::: Data extract
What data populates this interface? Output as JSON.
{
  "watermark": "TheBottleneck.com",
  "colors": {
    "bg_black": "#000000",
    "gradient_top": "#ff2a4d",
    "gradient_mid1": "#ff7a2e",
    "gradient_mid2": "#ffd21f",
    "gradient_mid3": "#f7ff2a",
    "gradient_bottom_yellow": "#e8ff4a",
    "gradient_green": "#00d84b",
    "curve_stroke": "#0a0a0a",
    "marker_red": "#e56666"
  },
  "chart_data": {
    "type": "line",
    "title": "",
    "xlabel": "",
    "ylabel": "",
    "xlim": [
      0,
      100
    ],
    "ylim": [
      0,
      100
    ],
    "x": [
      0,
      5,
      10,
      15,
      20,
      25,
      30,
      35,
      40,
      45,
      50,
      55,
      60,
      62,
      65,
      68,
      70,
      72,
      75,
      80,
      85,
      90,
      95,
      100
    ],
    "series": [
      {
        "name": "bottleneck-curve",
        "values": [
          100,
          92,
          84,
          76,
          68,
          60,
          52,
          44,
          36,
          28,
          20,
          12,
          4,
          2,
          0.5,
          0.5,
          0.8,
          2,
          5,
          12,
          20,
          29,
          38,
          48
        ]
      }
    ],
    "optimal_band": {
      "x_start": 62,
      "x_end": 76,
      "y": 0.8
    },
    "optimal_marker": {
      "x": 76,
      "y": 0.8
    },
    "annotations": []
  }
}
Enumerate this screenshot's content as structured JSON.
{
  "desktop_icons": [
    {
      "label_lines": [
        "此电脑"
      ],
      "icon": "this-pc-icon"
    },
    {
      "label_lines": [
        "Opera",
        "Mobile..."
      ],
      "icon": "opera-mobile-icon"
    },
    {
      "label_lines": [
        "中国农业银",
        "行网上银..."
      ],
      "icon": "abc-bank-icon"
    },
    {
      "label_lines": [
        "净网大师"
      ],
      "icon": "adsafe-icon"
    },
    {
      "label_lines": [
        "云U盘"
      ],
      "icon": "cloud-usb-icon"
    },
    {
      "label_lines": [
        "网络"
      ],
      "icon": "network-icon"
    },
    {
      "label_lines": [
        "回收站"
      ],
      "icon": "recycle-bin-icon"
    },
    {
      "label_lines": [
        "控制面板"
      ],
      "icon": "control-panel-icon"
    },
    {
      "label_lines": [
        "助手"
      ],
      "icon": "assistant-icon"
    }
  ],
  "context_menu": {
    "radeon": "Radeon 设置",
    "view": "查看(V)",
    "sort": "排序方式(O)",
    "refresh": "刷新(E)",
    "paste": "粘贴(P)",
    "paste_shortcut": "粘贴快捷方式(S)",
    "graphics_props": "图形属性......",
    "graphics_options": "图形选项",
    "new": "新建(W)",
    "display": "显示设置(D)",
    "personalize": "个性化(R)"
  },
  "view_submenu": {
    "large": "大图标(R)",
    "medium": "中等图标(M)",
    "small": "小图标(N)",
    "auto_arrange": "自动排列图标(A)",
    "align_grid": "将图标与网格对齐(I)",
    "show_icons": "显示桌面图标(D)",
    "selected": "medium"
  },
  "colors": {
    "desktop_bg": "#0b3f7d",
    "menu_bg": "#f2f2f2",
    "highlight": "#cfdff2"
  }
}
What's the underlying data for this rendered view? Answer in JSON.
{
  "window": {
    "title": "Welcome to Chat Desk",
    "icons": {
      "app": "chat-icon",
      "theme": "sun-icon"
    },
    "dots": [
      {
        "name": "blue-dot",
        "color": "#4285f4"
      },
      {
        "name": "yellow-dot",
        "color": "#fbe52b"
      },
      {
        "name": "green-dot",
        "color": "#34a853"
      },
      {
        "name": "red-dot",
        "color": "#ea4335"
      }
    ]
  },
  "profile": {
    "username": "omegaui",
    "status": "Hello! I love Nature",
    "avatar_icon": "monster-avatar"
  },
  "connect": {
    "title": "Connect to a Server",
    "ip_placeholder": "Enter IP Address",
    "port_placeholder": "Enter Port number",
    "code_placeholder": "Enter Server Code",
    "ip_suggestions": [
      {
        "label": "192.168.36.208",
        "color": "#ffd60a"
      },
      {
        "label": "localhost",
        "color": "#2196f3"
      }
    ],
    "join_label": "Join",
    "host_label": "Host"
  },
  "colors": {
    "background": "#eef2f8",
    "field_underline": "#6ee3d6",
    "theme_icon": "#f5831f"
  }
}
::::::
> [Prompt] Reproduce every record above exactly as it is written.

> [Answer for this exercise]
What data populates this interface? Output as JSON.
{
  "watermark": "TheBottleneck.com",
  "colors": {
    "bg_black": "#000000",
    "gradient_top": "#ff2a4d",
    "gradient_mid1": "#ff7a2e",
    "gradient_mid2": "#ffd21f",
    "gradient_mid3": "#f7ff2a",
    "gradient_bottom_yellow": "#e8ff4a",
    "gradient_green": "#00d84b",
    "curve_stroke": "#0a0a0a",
    "marker_red": "#e56666"
  },
  "chart_data": {
    "type": "line",
    "title": "",
    "xlabel": "",
    "ylabel": "",
    "xlim": [
      0,
      100
    ],
    "ylim": [
      0,
      100
    ],
    "x": [
      0,
      5,
      10,
      15,
      20,
      25,
      30,
      35,
      40,
      45,
      50,
      55,
      60,
      62,
      65,
      68,
      70,
      72,
      75,
      80,
      85,
      90,
      95,
      100
    ],
    "series": [
      {
        "name": "bottleneck-curve",
        "values": [
          100,
          92,
          84,
          76,
          68,
          60,
          52,
          44,
          36,
          28,
          20,
          12,
          4,
          2,
          0.5,
          0.5,
          0.8,
          2,
          5,
          12,
          20,
          29,
          38,
          48
        ]
      }
    ],
    "optimal_band": {
      "x_start": 62,
      "x_end": 76,
      "y": 0.8
    },
    "optimal_marker": {
      "x": 76,
      "y": 0.8
    },
    "annotations": []
  }
}
Enumerate this screenshot's content as structured JSON.
{
  "desktop_icons": [
    {
      "label_lines": [
        "此电脑"
      ],
      "icon": "this-pc-icon"
    },
    {
      "label_lines": [
        "Opera",
        "Mobile..."
      ],
      "icon": "opera-mobile-icon"
    },
    {
      "label_lines": [
        "中国农业银",
        "行网上银..."
      ],
      "icon": "abc-bank-icon"
    },
    {
      "label_lines": [
        "净网大师"
      ],
      "icon": "adsafe-icon"
    },
    {
      "label_lines": [
        "云U盘"
      ],
      "icon": "cloud-usb-icon"
    },
    {
      "label_lines": [
        "网络"
      ],
      "icon": "network-icon"
    },
    {
      "label_lines": [
        "回收站"
      ],
      "icon": "recycle-bin-icon"
    },
    {
      "label_lines": [
        "控制面板"
      ],
      "icon": "control-panel-icon"
    },
    {
      "label_lines": [
        "助手"
      ],
      "icon": "assistant-icon"
    }
  ],
  "context_menu": {
    "radeon": "Radeon 设置",
    "view": "查看(V)",
    "sort": "排序方式(O)",
    "refresh": "刷新(E)",
    "paste": "粘贴(P)",
    "paste_shortcut": "粘贴快捷方式(S)",
    "graphics_props": "图形属性......",
    "graphics_options": "图形选项",
    "new": "新建(W)",
    "display": "显示设置(D)",
    "personalize": "个性化(R)"
  },
  "view_submenu": {
    "large": "大图标(R)",
    "medium": "中等图标(M)",
    "small": "小图标(N)",
    "auto_arrange": "自动排列图标(A)",
    "align_grid": "将图标与网格对齐(I)",
    "show_icons": "显示桌面图标(D)",
    "selected": "medium"
  },
  "colors": {
    "desktop_bg": "#0b3f7d",
    "menu_bg": "#f2f2f2",
    "highlight": "#cfdff2"
  }
}
What's the underlying data for this rendered view? Answer in JSON.
{
  "window": {
    "title": "Welcome to Chat Desk",
    "icons": {
      "app": "chat-icon",
      "theme": "sun-icon"
    },
    "dots": [
      {
        "name": "blue-dot",
        "color": "#4285f4"
      },
      {
        "name": "yellow-dot",
        "color": "#fbe52b"
      },
      {
        "name": "green-dot",
        "color": "#34a853"
      },
      {
        "name": "red-dot",
        "color": "#ea4335"
      }
    ]
  },
  "profile": {
    "username": "omegaui",
    "status": "Hello! I love Nature",
    "avatar_icon": "monster-avatar"
  },
  "connect": {
    "title": "Connect to a Server",
    "ip_placeholder": "Enter IP Address",
    "port_placeholder": "Enter Port number",
    "code_placeholder": "Enter Server Code",
    "ip_suggestions": [
      {
        "label": "192.168.36.208",
        "color": "#ffd60a"
      },
      {
        "label": "localhost",
        "color": "#2196f3"
      }
    ],
    "join_label": "Join",
    "host_label": "Host"
  },
  "colors": {
    "background": "#eef2f8",
    "field_underline": "#6ee3d6",
    "theme_icon": "#f5831f"
  }
}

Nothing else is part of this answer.